As Bluetooth technology continues to evolve and become an even more integral part of everyday life, we continue to unlock technical innovations that enable better experiences for all.
For example, we’ve worked to offload essential Bluetooth audio processing capabilities (e.g., those that would be used to enable wireless headphones) from the CPU to an Intel® low-power audio digital signal processor. This means the CPU can enter a deeper sleep state more often since it’s not tied into supplying the audio signal to the end user device—ultimately allowing the PC to reduce power consumption and extend battery life.
If you’re seeking a truly standout connectivity experience, look to Intel® Evo™ laptops, which are the result of a deep collaboration between Intel and our industry partners. These devices are built to demanding specifications, determined by Intel® Bluetooth experts, to provide an industry-leading experience.
Bluetooth Technology Is Here to Stay
Bluetooth technology is an integral part of our modern, connected lives. The Bluetooth SIG remains dedicated to evolving the technology and stewarding it into the future. As Bluetooth technology continues to improve and expand in use cases, Intel will continue to play a key role in its development through both our PC solutions and our deep-rooted involvement in the Bluetooth SIG.
In the future, you can look forward to Bluetooth improvements across range, performance, and reliability as new innovations are applied to the technology.
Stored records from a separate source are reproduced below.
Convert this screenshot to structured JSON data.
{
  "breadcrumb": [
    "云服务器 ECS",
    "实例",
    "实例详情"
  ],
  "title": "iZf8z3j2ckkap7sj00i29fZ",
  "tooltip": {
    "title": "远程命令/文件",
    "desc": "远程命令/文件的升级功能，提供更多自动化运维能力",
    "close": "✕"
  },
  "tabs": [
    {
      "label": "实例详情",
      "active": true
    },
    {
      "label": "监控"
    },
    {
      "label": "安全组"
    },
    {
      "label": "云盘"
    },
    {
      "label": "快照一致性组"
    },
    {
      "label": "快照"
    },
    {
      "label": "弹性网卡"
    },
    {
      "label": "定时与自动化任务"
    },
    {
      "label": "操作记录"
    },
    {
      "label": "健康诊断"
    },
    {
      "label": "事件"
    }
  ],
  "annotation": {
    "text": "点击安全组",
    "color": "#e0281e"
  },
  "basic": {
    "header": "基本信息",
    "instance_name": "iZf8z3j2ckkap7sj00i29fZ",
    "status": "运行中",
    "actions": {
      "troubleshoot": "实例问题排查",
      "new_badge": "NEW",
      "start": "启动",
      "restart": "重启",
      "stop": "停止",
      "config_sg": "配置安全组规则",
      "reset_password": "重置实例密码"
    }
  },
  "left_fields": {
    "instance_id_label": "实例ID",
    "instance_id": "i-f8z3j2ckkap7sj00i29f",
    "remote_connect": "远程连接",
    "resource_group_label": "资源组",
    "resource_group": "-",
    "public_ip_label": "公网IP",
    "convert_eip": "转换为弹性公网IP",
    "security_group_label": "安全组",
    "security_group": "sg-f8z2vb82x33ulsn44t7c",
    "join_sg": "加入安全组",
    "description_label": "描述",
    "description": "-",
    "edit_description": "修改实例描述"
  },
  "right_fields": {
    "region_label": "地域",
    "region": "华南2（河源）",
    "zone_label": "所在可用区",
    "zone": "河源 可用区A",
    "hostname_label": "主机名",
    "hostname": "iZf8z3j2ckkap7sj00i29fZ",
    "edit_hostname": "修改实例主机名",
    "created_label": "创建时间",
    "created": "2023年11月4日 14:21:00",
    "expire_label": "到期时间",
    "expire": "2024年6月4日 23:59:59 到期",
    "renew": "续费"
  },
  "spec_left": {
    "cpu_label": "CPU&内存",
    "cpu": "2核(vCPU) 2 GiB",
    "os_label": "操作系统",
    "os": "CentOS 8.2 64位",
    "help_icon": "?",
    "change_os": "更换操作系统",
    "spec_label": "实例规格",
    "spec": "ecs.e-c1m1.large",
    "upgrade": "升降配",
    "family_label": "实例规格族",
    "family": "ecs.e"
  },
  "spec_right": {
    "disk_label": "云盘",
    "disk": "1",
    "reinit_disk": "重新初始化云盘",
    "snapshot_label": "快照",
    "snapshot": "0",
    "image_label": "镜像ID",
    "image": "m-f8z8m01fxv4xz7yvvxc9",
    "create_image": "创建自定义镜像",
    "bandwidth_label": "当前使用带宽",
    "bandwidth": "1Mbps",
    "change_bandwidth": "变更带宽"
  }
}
As our wirelessly connected world continues to grow and change, Bluetooth technology will remain a critical part of it.